Raw data Start Marker
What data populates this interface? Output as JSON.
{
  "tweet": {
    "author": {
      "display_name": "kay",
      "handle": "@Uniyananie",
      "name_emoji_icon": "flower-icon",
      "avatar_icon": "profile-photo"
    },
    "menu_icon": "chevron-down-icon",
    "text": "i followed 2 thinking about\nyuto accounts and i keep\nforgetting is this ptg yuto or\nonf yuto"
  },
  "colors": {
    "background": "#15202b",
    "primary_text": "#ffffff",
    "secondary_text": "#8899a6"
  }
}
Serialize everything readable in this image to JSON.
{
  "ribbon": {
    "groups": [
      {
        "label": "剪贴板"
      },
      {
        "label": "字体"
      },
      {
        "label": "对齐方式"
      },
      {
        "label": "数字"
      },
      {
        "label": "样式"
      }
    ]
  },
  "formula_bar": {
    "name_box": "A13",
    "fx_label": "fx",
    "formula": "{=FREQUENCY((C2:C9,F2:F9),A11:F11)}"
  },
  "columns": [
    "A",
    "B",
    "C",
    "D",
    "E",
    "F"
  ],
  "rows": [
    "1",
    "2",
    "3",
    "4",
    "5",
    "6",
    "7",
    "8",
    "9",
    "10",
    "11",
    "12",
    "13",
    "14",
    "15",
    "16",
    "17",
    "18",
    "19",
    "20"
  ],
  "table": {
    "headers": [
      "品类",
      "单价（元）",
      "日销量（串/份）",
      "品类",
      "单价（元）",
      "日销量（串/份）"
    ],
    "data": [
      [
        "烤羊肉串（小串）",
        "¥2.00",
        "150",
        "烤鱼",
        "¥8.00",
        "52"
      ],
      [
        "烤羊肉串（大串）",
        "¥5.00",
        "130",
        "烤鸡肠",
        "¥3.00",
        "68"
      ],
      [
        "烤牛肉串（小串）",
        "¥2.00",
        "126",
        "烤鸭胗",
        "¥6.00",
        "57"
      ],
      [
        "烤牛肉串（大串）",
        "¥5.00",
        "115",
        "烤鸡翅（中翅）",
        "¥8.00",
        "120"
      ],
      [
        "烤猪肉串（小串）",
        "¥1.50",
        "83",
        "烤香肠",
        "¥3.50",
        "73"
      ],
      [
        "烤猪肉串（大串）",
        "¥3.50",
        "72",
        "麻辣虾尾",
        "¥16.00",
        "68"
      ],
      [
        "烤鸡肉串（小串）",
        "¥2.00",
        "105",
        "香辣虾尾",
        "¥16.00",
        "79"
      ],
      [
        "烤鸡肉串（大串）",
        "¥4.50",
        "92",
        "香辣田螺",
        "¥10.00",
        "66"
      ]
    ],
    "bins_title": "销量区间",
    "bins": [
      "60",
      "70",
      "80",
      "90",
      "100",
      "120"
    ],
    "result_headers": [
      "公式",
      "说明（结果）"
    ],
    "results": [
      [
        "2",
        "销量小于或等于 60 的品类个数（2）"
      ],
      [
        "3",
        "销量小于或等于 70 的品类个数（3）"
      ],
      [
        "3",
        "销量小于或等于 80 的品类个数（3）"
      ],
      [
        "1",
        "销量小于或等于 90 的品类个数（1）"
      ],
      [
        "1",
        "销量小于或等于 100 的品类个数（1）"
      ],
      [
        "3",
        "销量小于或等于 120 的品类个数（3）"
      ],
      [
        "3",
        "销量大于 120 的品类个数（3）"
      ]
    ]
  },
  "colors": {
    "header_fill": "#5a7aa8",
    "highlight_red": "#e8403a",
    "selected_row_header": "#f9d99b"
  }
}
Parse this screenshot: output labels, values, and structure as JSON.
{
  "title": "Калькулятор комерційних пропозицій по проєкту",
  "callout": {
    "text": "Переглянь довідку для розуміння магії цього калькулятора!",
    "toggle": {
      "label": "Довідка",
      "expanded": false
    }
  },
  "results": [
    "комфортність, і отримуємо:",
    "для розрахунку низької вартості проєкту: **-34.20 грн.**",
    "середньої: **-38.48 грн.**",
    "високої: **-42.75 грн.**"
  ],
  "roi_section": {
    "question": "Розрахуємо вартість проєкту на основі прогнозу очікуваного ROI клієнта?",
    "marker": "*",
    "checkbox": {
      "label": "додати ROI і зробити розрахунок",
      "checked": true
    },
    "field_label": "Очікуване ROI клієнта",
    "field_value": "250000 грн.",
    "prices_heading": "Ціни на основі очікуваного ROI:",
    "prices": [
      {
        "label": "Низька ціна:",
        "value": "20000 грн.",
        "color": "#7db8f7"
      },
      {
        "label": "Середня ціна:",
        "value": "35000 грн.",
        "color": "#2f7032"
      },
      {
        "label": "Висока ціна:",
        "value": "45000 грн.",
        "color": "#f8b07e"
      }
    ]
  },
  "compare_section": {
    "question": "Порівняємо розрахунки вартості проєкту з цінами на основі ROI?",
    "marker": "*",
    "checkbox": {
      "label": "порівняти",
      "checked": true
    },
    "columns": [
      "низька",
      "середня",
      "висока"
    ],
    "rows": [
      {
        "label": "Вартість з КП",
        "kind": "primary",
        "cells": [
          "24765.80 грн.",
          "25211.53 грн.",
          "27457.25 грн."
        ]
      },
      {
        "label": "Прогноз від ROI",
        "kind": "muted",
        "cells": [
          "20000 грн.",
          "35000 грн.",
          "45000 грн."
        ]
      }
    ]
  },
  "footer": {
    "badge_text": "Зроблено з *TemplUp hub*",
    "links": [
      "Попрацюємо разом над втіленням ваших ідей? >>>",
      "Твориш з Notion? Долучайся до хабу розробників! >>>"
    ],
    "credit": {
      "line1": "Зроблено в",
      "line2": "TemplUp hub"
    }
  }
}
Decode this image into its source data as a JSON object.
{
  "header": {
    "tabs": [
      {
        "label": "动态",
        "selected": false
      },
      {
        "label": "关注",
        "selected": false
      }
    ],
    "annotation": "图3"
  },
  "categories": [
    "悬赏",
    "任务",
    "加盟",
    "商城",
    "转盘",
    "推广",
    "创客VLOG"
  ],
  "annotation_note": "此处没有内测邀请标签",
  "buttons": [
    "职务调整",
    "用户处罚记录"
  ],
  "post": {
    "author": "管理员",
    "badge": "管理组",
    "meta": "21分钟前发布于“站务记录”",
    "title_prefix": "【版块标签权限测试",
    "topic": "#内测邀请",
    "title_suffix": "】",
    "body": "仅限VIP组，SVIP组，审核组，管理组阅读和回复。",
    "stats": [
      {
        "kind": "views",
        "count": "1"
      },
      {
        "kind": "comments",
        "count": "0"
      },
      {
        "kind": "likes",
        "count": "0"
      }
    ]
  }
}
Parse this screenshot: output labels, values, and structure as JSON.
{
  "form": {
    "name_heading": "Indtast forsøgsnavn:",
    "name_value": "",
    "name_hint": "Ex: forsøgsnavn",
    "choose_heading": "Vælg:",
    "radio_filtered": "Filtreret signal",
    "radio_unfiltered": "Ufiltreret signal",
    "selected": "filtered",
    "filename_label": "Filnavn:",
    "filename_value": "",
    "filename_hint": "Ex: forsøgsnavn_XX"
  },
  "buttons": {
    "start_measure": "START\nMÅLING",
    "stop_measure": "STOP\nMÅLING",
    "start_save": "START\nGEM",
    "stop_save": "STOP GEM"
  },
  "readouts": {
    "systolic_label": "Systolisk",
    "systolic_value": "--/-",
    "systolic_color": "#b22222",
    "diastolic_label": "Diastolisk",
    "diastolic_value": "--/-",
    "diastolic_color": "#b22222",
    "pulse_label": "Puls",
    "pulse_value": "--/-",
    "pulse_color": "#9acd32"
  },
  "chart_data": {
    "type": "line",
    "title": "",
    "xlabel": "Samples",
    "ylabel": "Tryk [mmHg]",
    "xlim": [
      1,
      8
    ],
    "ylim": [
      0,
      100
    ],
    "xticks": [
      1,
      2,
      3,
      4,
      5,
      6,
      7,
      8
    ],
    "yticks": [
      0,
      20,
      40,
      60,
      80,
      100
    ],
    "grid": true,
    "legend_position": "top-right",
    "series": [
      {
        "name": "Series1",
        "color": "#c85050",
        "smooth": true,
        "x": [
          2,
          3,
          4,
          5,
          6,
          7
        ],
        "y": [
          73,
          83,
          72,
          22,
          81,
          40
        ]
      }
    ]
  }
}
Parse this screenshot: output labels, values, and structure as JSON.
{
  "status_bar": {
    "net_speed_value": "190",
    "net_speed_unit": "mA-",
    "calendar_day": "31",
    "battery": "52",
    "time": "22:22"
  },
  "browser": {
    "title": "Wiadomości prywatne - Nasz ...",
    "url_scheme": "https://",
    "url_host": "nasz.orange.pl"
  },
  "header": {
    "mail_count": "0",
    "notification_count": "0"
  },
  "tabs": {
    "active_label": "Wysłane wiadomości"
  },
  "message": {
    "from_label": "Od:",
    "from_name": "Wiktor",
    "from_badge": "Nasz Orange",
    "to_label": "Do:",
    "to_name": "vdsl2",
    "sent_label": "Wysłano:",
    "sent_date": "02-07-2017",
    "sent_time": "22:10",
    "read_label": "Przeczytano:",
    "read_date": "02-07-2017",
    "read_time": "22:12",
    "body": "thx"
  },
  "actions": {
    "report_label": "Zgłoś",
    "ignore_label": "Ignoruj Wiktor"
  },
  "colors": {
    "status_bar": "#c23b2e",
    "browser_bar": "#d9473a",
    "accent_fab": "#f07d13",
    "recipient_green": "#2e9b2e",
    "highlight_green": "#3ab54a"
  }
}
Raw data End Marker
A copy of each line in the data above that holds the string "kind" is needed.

        "kind": "primary",
        "kind": "muted",
        "kind": "views",
        "kind": "comments",
        "kind": "likes",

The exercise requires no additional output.